The Tories will increase the threshold at which the 40p rate of tax becomes payable to £50,000 by 2020. They haven’t said so but it is also likely that at some point in the next five years they will abolish that 45p rate of tax altogether for the highest earners. They also want to increase the effective inheritance tax threshold for married couples and civil partners to £1m
3/8 There will be an in/out EU referendum in 2017
The next two years are going to be dominated by the prospect of a referendum on Britain’s membership of the EU. First off David Cameron has the daunting task of negotiating a deal with other EU leaders an acceptable deal that he can sell to his party so he can go into the referendum campaigning for a ‘yes’ vote. This may be unachievable and it is possible that the Tories may end up arguing to leave. Opinion polls show Britain is divided on EU membership, one poll this year showed 51% said they would opt to leave compared to 49% who would vote to stay in
4/8 There will be more privatisation of the NHS
Having won the election the Tories now have a mandate to go further and faster reforming the NHS. In order to make cost savings there is likely to be greater private involvement in running services, while some smaller hospitals may lose services they currently provide like A&E and maternity units
5/8 There will be many more free schools – and traditional state schools will become a thing of the past
The Tories plans to create 500 new free schools and make 3,000 state schools become academies. They will also carry on reforming the Department of Education and remove more powers from local authorities over how schools are run
6/8 On shore wind farms will be a thing of the past and fracking will be the future

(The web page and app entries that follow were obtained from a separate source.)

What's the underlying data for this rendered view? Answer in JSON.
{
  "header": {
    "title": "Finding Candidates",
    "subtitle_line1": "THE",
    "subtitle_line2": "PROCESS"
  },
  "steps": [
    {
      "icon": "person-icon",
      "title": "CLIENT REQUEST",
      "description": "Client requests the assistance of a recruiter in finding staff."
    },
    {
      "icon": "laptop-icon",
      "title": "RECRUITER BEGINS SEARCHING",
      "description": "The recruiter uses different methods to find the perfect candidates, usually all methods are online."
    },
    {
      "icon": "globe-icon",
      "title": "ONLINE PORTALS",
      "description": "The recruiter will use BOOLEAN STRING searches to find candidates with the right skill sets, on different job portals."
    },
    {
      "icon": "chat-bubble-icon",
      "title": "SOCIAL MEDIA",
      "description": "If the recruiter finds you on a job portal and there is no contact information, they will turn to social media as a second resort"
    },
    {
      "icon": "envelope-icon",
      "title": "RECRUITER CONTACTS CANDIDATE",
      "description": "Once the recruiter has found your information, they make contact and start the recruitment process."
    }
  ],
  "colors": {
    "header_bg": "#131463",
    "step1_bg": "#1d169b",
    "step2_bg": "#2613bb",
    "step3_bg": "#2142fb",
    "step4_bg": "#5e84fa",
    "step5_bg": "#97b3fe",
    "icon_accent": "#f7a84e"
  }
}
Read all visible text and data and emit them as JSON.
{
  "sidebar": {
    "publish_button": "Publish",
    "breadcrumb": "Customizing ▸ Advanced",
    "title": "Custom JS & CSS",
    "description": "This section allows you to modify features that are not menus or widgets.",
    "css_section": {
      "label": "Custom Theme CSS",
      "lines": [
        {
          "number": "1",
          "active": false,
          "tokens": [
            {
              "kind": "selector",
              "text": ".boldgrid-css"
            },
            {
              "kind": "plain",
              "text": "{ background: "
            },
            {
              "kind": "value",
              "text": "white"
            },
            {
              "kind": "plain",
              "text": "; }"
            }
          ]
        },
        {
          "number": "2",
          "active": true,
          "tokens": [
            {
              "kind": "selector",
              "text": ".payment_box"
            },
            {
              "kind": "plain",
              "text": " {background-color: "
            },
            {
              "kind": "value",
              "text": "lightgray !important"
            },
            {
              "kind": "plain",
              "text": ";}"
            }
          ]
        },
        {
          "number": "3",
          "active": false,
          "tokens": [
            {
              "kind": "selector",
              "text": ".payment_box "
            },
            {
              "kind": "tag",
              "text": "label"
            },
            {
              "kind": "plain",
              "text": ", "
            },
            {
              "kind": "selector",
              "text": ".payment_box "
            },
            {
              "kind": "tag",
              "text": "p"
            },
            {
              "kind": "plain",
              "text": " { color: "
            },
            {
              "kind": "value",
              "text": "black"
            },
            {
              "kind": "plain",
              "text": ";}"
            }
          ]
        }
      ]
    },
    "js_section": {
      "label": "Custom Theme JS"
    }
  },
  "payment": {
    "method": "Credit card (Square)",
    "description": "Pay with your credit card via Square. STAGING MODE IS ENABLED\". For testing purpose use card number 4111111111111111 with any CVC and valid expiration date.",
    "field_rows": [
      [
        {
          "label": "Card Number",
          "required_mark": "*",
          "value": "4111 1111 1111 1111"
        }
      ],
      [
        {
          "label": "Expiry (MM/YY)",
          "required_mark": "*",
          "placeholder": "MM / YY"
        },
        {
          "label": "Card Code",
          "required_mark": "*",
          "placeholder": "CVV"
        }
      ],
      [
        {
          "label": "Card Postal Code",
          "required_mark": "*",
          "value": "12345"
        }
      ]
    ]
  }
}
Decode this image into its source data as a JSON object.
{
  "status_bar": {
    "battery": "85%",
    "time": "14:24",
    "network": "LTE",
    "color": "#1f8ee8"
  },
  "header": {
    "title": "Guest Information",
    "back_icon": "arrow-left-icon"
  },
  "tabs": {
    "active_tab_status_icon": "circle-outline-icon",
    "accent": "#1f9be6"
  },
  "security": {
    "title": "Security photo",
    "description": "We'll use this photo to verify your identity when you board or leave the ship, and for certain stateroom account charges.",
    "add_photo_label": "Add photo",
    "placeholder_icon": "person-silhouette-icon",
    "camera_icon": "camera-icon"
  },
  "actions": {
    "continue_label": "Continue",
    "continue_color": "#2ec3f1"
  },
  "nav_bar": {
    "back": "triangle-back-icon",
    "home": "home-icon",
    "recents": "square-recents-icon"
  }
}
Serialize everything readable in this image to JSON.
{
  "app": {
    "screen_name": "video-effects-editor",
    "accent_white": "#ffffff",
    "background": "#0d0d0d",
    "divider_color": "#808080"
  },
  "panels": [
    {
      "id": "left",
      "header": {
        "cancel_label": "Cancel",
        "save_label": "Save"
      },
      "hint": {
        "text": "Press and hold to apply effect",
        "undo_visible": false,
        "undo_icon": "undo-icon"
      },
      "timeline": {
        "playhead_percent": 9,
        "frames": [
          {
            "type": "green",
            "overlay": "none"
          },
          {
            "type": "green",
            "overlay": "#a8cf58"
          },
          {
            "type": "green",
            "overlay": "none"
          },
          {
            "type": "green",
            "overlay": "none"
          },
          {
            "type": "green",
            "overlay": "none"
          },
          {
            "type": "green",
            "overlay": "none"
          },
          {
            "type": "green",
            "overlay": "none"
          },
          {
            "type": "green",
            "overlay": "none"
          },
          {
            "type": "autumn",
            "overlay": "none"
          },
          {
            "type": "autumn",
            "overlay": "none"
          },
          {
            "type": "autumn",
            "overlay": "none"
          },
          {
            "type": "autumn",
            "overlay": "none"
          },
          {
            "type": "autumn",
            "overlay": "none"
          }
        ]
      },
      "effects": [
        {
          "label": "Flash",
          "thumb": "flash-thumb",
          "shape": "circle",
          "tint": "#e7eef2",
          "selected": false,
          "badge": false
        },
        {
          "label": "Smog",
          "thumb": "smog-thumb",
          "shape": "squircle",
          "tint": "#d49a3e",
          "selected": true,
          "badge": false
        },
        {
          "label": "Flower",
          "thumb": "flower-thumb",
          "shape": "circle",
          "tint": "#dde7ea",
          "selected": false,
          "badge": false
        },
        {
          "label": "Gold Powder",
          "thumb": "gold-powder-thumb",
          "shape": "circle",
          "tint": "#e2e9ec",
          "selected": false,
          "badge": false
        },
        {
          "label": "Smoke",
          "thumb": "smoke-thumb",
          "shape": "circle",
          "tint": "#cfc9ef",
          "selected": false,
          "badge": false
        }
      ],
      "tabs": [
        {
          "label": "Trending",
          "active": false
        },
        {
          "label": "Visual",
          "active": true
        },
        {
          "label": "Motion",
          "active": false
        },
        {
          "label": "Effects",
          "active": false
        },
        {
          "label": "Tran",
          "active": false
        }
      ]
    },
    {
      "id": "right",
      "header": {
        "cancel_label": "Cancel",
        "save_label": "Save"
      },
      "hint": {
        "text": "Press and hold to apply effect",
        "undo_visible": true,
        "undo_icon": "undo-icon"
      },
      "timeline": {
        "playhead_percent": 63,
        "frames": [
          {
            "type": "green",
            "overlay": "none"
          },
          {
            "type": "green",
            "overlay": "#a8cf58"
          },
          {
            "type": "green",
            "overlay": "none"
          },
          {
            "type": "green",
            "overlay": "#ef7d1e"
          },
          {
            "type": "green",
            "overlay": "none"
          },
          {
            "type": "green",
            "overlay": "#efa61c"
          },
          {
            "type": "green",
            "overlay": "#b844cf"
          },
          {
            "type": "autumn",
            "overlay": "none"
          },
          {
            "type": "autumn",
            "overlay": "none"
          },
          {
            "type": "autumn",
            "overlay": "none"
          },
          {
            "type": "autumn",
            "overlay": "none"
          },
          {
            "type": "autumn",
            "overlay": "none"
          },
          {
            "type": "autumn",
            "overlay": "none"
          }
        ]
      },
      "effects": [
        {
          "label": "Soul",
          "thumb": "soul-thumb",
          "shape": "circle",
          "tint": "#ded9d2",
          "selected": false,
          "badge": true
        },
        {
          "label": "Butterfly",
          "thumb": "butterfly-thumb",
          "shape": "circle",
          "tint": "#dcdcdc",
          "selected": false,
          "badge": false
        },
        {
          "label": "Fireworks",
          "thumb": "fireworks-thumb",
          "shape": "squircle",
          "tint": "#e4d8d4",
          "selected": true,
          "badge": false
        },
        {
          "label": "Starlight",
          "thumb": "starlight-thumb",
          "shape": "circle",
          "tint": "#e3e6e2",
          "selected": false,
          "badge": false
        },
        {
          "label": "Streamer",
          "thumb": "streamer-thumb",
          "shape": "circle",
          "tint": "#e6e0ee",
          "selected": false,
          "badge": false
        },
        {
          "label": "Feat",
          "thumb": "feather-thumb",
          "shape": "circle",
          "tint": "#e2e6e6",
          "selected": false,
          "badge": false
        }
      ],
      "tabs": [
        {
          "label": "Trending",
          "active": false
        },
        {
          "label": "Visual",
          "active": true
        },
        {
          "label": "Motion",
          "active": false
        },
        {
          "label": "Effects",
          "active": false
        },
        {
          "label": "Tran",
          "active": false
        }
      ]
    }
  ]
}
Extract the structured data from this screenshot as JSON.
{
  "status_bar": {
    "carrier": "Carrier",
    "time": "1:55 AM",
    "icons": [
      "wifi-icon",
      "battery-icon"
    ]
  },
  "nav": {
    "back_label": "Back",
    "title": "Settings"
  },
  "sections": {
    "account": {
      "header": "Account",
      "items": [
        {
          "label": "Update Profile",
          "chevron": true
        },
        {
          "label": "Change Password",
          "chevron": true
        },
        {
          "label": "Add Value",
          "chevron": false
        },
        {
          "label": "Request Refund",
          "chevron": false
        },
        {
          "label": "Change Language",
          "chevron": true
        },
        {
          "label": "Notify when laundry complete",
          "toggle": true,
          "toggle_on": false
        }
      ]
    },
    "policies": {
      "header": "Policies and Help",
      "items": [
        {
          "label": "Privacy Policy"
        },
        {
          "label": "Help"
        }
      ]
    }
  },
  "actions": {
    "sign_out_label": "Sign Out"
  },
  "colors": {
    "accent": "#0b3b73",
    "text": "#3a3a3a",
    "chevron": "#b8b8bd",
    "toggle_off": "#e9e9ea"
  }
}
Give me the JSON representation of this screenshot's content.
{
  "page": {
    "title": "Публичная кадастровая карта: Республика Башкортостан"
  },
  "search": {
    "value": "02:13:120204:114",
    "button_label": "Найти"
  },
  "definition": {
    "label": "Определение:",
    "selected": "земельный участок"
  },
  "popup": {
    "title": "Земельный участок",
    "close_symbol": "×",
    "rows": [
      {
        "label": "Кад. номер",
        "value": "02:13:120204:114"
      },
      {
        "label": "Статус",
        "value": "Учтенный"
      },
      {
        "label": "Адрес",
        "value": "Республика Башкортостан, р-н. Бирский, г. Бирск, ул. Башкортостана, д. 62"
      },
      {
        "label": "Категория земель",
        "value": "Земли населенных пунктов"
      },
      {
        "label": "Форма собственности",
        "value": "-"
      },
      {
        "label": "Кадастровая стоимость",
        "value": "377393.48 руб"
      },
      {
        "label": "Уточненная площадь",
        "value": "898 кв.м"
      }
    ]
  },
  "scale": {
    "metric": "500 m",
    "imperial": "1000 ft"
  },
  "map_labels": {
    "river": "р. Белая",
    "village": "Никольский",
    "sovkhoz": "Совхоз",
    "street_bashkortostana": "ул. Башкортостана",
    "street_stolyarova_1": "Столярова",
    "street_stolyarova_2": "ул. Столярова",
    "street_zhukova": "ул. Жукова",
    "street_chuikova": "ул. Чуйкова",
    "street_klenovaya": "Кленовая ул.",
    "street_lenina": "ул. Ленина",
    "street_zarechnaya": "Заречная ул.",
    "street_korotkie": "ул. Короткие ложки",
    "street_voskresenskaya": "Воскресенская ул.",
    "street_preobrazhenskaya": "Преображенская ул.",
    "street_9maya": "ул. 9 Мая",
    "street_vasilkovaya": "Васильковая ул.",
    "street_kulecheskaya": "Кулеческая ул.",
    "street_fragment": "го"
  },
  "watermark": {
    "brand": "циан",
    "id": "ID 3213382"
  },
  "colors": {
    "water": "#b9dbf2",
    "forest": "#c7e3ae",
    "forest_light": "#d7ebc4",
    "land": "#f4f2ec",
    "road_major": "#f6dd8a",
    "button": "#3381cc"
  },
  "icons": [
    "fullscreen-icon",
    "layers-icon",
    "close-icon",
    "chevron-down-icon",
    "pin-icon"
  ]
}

Government spending on renewable energy is under real threat now the Lib Dems are no longer in power with the Tories. Subsidies are likely to be slashed for off-shore wind farm and other green energy supplies. Meanwhile there will be generous tax break for fracking as ministers try and incentivise the industry to drill for onshore oil and gas
7/8 There maybe more free childcare – but not necessarily
In the campaign the Tories pledged to double the amount of free early education for three- and four-year-olds from 15 hours a week to 30. The extra hours would only be offered to working families where parents are employed for at least eight hours a week. However they have not said where the money will come from to fund the pledge
8/8 Workers' rights could be reduced
The Tories want to slash business regulation, merge regulator and cut costs. The Lib Dems stopped them from reducing the employment rights of workers in power – but these are now under threat
Mr McDonnell sought to shake off the tag that he is a “deficit denier”. But his position on public borrowing still leaves many unanswered questions. In an interview at the weekend he suggested he was prepared to vote for George Osborne’s Charter for Budget Responsibility and said Labour would “always ensure this country lives within its means”. This would entail the Government running an absolute budget surplus by 2020.
But at other times, Mr McDonnell has argued Labour would always allow the state to borrow to invest in infrastructure – thus only balancing the “current” budget on day-to-day Whitehall spending. Yet the Chancellor’s strict Charter leaves no room for such investment borrowing, so it is hard to see how Labour can sign up to it.
Mr McDonnell suggested a major part of his own drive to reduce the budget deficit would come from forcing multinational corporations such as Starbucks, Amazon and Vodafone to pay “their fair share” of corporation tax.
There is no doubt that some corporations are avoiding UK tax through accounting tricks such as registering profits abroad, recognised by the Conservative Government and the OECD. But it is a major stretch to believe that closing such loopholes and slashing other “corporate welfare” could dent the deficit, which stands at £93.5bn. The idea that companies and shareholders could shoulder all the burden of closing the deficit in the timetable Mr McDonnell now seems to want to keep looks unrealistic. Either public services or welfare spending would inevitably have to be reduced, too.Reuse content